For the roughly 6-hour flight to Seoul and back, business class fares were uncharacteristically low and, spying an opportunity to not have to sit down the back for the overnighter, I jumped at the chance to trial Malaysia Airlines’ long-haul business class – while also having the prospect of a bit of a sleep.
On Malaysia Airlines’ 737’s, all boarding is done through the forward door and so, if you are a business class passenger who managed to board early, you end up with every other passenger having to pass you and probably stand in the aisle waiting; although, I’ve noticed this isn’t just limited to narrow short-haul flights, as British Airways’ palatial 787 has the same issue.
Thankfully for their longer-haul journeys on multi-aisle aircraft, there’s a boarding bridge for business directly, and one directly for economy. On boarding, I was shown to my seat and offered a choice of drinks – non-alcoholic – between pink guava juice, orange juice and water. As you all know, I accept the pink guava and nothing else!
The seat – I was in seat 1K, the furthest right and one of the so-called ‘throne seats’, meaning the seat is almost hemmed in on both sides by ultra-large tables and counters, such that it becomes almost a fully private booth – was lovely. If I had to criticise anything, it would be that all seats generally weren’t very wide; I’m not a large person by any stretch, but I didn’t find it to be much wider by anything (if at all) than my more familiar premium economy seat. Likewise, a complaint not from me but from the row behind, where there was two seats was around the lack of at-seat storage in the alternating rows with 2 seats.
After take-off, meal service got going and on a flight this late, it turned out – even though I’d pre-ordered a lamb shank – that the primary meal was breakfast and that this would be only a snack of a satay plate. Needless to say, I ended up having second-helpings (as suggested) and had zero room for the lamb, which had to be postponed until breakfast the next morning, oddly.
With that, it was time to test out the bed mode; OK, so I went slightly wrong here. I made my bed, climbed in and to be honest, this review would’ve been terrible about the sleep quality owing to the shoulder-type seatbelt, which kept cutting into my neck. As it turned out, I wasn’t aware and nor did any member of crew tell me until the return journey, that this only needs to be latched for take-off and landing and can otherwise be hooked off from the main lap belt. Nightmare! So, I ended up trying to sleep all night with this horrible shoulder belt cutting into me.
If I ignore all that though, the bedding was perfectly fine and the temperature was suitable enough to catch 40 winks. Unfortunately our journey was particularly turbulent however and there wasn’t much time for fully uninterrupted sleeping.

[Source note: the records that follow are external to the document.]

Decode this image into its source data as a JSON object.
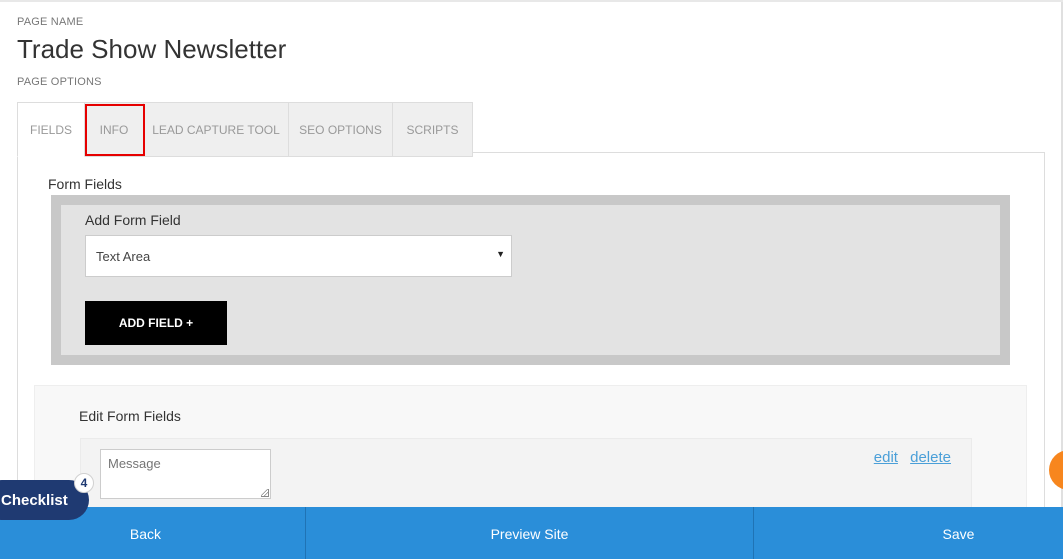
{
  "page": {
    "name_label": "PAGE NAME",
    "title": "Trade Show Newsletter",
    "options_label": "PAGE OPTIONS"
  },
  "tabs": [
    {
      "label": "FIELDS",
      "active": true
    },
    {
      "label": "INFO",
      "active": false,
      "highlighted": true
    },
    {
      "label": "LEAD CAPTURE TOOL",
      "active": false
    },
    {
      "label": "SEO OPTIONS",
      "active": false
    },
    {
      "label": "SCRIPTS",
      "active": false
    }
  ],
  "form_fields": {
    "title": "Form Fields",
    "add": {
      "title": "Add Form Field",
      "selected_type": "Text Area",
      "button_label": "ADD FIELD +"
    },
    "edit": {
      "title": "Edit Form Fields",
      "rows": [
        {
          "placeholder": "Message",
          "edit_label": "edit",
          "delete_label": "delete"
        }
      ]
    }
  },
  "bottom_bar": {
    "back_label": "Back",
    "preview_label": "Preview Site",
    "save_label": "Save"
  },
  "checklist": {
    "label": "Checklist",
    "count": "4"
  },
  "colors": {
    "primary_blue": "#2a8ed9",
    "checklist_navy": "#1f3a72",
    "highlight_red": "#e60000",
    "link_blue": "#4a9fd8",
    "accent_orange": "#f7861e"
  }
}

Before long the lights were turned back up full blast in time for a scandalously-early breakfast at which point – yes – out came my ill-timed lamb shank! Nevertheless, in spite of the poor timing, I wasn’t going to let the opportunity pass and went ahead and ate it regardless (it was very good). This huge issue with the poor timing panned out much better on the return leg, which leaves Seoul around late morning and arrives to KL late afternoon; a flight time which certainly gives rise to a more grandiose meal such as my beef tenderloin that I had pre-ordered, washed down with heaps of wine.
Speaking of the return journey, this also found me in another throne seat but much further back from the galley around 4K. To be honest, even though people moan about the ‘foot space’ in the little cubbyhole, I found it perfectly fine despite being a very tall guy and actually almost preferred the seat purely by virtue of its distance from the galley through the day and the resulting silence.
Shoving that all aside however, would I say that Malaysia’s business product on long-haul is anything mind-blowing? No, not especially and I would actually go so far as to say that I think I prefer British Airways’ antiquated product for the simple reason of the elegance, maintenance and foot-space of the cabin; Malaysia Airlines’ was fine but as is often the case, for such a new product, the cabin was already heavily showing its age and a lack of ‘touch-ups’ and attention to detail to the seats, with had scuff marks and little nicks and rips here and there.
However, as usual, with the minor gripe that nobody on the way out bothered showing me that I didn’t actually need to keep the seatbelt shoulder harness done up through the night, it was the service that keeps Malaysia Airlines’ truly flying high, and would have me coming back again rather than the actual hard product, which unfortunately is always average, but not great.